This standard is being used by British Columbia, Quebec, Yukon, and Ontario and is described as “international”, which so far means certain U.S. states: Arizona, Hawaii, New York, California, Louisiana, Mississippi, Virginia, West Virginia, Washington, Washington D.C., Maryland, and North Dakota (with Florida, Alabama, Arkansas, and Iowa banning vaccine passports). This standard is not the same standard as is being used by the European Union who launched its own QR code enabled Digital COVID Certificate for its vaccine passport.
This standard does not, and is not intended, to track location data.
How do businesses read the QR code?
Anyone can download the free SMART Health Card Verifier or Verify Ontario app (the made-in-Ontario version) from the Apple App and Google Play stores. These apps quickly verify vaccination status as a scan of the QR code reveals:
– Whether the SMART Health Card is valid (i.e., whether it has the cryptographic signature necessary to verify the code’s authenticity. While it may be easy to generate fake QR codes, it is impossible to generate fake QR codes with the real signature);
– Whether the issuer is in The CommonTrust Network’s registry of trusted issuers, which avoids the need to connect to an external server or centralized database. Meaning no data is sent to the government or app-maker during the scanning process, which protects privacy; and
– Key information on the SMART Health Card (issuer name, vaccine type, dates of vaccine doses, and name and date of birth of vaccine recipient).
The Verify Ontario app for businesses can be used without an internet connection, but like any app it will need to connect to the internet periodically to keep it up to date. The app never stores personal information and it will only scan and read official, government issued QR codes, such as Ontario’s vaccine certificate and those SMART Health Codes from Quebec, British Columbia, and Yukon.

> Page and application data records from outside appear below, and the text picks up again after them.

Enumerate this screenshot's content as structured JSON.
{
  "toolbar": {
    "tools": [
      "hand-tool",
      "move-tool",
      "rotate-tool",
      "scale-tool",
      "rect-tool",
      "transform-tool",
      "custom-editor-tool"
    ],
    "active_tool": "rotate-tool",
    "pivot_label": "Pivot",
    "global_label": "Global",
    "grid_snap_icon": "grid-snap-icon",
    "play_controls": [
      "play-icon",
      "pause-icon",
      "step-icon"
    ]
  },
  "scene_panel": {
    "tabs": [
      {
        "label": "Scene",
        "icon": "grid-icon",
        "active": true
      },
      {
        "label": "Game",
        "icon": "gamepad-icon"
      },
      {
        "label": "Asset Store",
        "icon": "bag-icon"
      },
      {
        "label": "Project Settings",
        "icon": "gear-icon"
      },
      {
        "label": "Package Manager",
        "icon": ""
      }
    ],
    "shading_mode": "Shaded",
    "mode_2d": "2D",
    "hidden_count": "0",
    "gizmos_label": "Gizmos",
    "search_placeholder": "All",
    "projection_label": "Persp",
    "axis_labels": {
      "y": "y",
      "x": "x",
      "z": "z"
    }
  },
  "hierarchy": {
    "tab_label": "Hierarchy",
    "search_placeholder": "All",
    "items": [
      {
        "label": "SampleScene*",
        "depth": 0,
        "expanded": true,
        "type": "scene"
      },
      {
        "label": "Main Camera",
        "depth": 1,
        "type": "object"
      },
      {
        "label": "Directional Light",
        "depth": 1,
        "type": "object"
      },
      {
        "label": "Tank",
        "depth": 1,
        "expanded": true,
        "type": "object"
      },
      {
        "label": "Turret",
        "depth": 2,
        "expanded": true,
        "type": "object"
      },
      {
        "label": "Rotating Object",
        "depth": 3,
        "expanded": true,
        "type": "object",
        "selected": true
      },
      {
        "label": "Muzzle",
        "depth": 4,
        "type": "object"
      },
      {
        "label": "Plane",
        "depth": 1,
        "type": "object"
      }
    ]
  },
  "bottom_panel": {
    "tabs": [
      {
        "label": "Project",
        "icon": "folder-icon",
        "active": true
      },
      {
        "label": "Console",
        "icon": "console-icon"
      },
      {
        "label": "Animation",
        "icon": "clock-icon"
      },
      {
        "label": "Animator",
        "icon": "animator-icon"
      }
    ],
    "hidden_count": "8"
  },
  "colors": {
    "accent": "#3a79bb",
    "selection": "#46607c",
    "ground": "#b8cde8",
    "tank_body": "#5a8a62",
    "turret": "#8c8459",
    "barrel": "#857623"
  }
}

What is a SMART Health Card?
A SMART Health Card is a digital or printed version of your vaccination history or test results, that allows you to keep a copy of your records on hand that are easily sharable with others as you choose through QR codes issued by participating provinces/territories/states, pharmacies, and health care providers (even in non-participating jurisdictions).

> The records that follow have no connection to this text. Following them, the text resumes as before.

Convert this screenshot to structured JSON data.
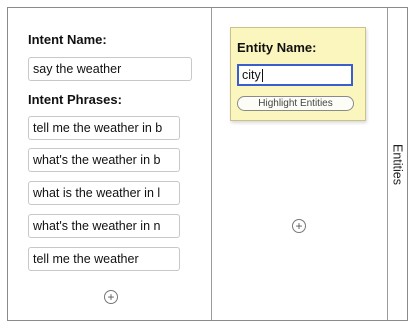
{
  "intent": {
    "name_label": "Intent Name:",
    "name_value": "say the weather",
    "phrases_label": "Intent Phrases:",
    "phrases": [
      "tell me the weather in b",
      "what's the weather in b",
      "what is the weather in l",
      "what's the weather in n",
      "tell me the weather"
    ],
    "add_phrase_icon": "plus-circle-icon"
  },
  "entity": {
    "name_label": "Entity Name:",
    "name_value": "city",
    "highlight_button": "Highlight Entities",
    "add_entity_icon": "plus-circle-icon",
    "card_color": "#fbf6bd",
    "focus_color": "#3a5fcd"
  },
  "side_tab": {
    "label": "Entities"
  }
}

Who may issue a SMART Health Card that is verified by the app?
To be recognized as part of the CommonTrust Network, issuers must be confirmed as trusted entities and must issue verifiable credentials. You can get a list of the issuers whose SMART Health Cards will be verified by the app here. This network serves as a global registry of trusted laboratory, vaccination and health card data sources.
What other enhancements are there?

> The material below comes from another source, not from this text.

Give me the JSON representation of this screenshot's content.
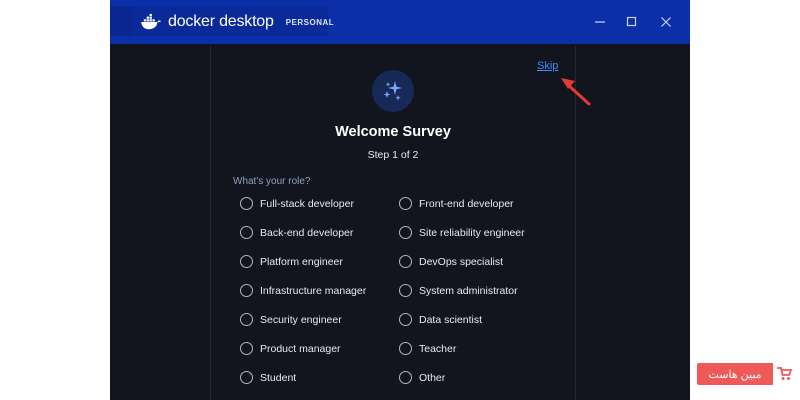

Ontario has updated its regulations and guidance for businesses/organizations to support the implementation of this new certificate along with the Verify Ontario app. Of note, the updated regulations exempt people who are currently participating in a COVID-19 vaccine clinical trial authorized by Health Canada and specified in Ministry of Health guidance to support participation in such trials and their successful completion.
Further, to support Ontarians who are travelling internationally, Ontario has included the Government of Canada logo on the new certificate.
What has not changed?
Ontarians will continue to have access to essential, non-discretionary services such as groceries, pharmacies, and health care without proof of full vaccination.
Sheryl L. Johnson brings a proactive, creative, and vibrant attitude to her labour, employment and human resource law practice. Sheryl has extensive experience in representing clients in both the provincial and federal jurisdictions on all matters relating to employment and labour law, including for example construction labour law, employment related civil wrongful dismissal, human rights, and labour board litigation; privacy, governance, statutory and regulatory compliance, and executive compensation matters; as well as conducting workplace training and workplace investigations. Sheryl is also an avid educator and writer, including authoring a bi-weekly business column in The Niagara Independent and the text: Sexual Harassment in Canada: A Guide for Understanding and Prevention. Sheryl enjoys in her free time giving back to the Niagara community. She is a member of the WIN Council, Chair of the Board of Directors for the Niagara Jazz Festival, Vice-President of the Board of Directors for the YWCA Niagara Region, Secretary of Big Brothers Big Sisters of Niagara Falls Board of Directors, a board member of the Niagara Home Builders Association, and a board member of the Women in Construction group of the Niagara Construction Association.
You can connect with her on LinkedIn or contact her at firstname.lastname@example.org.